The use of timber as the principal material for both interior and exterior was prompted by the availability of local labour and existing skills in the use of local material. However, rather than merely copying traditional forms, the architect deliberately used timber in a different way, combining contemporary and traditional design. The building, which is irregular in form, is built from concrete, with a shingle-clad roof, facades faced with split logs and a stone plinth. Large glazed areas allow ample light into the building, reflecting the natural setting and linking the old and new buildings. One might almost say that the exterior of the building has a chameleon-like ability to adapt to the seasons.

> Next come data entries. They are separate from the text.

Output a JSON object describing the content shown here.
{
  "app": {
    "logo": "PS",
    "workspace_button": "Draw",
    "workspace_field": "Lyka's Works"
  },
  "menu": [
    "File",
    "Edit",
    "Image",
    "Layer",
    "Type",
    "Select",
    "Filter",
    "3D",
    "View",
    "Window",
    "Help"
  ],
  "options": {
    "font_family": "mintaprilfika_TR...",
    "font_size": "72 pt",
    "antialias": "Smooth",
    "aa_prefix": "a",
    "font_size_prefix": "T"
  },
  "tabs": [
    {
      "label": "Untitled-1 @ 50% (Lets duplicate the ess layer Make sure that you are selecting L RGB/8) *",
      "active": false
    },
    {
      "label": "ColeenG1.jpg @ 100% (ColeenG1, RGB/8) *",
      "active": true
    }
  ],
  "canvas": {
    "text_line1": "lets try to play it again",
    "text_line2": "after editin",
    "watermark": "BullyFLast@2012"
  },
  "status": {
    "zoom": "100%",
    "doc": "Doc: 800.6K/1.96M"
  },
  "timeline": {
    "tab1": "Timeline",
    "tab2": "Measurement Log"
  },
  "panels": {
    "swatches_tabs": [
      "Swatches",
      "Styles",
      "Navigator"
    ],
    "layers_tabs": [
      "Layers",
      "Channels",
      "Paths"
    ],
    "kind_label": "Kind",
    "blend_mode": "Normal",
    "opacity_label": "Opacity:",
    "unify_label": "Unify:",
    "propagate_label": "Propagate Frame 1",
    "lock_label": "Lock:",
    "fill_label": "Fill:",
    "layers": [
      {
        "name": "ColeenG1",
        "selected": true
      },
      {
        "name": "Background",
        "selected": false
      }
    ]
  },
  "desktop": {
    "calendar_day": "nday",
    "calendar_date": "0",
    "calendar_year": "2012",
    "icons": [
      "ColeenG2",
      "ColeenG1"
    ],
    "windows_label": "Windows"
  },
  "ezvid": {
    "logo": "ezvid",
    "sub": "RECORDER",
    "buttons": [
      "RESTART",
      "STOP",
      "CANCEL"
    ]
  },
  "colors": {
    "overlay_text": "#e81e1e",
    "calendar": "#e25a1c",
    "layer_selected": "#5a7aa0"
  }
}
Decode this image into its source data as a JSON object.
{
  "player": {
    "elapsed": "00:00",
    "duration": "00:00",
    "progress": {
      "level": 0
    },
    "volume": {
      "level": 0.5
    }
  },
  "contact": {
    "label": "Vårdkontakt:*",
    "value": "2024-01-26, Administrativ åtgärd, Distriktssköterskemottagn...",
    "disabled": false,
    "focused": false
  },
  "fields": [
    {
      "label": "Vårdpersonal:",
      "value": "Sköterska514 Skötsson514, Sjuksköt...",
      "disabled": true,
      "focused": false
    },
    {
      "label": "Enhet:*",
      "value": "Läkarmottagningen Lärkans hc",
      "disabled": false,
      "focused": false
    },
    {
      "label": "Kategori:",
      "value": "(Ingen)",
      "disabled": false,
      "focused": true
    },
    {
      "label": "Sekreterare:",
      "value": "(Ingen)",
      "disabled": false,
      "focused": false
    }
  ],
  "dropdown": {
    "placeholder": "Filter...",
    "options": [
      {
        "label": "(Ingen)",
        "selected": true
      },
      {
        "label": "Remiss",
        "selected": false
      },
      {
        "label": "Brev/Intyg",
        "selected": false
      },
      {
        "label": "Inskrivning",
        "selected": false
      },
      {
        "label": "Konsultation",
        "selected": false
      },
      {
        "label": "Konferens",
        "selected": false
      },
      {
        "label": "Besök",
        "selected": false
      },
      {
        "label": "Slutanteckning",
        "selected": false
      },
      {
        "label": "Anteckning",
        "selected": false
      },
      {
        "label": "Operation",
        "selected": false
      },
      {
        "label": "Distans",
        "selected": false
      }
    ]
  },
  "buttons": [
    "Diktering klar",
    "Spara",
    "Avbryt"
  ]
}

Inside, the space is divided up by slanting wooden posts with struts that evoke the 'chaotic' nature of a forest. The lower posts carry the gallery, and the upper posts, on the gallery itself, along with the 'haphazard' ceiling, form an inner wooden envelope suggestive of a dense forest canopy. The ceiling is composed of the triangular elements of a regular hexagon, in the form of wooden slats fixed to the concrete shell.
In a further example of collaboration between the architect and local firms, the restaurant was fitted out with specially designed and handmade solid wood furniture
. (Elša Turkušić)
Interior, Wood |
Bosnia and Herz.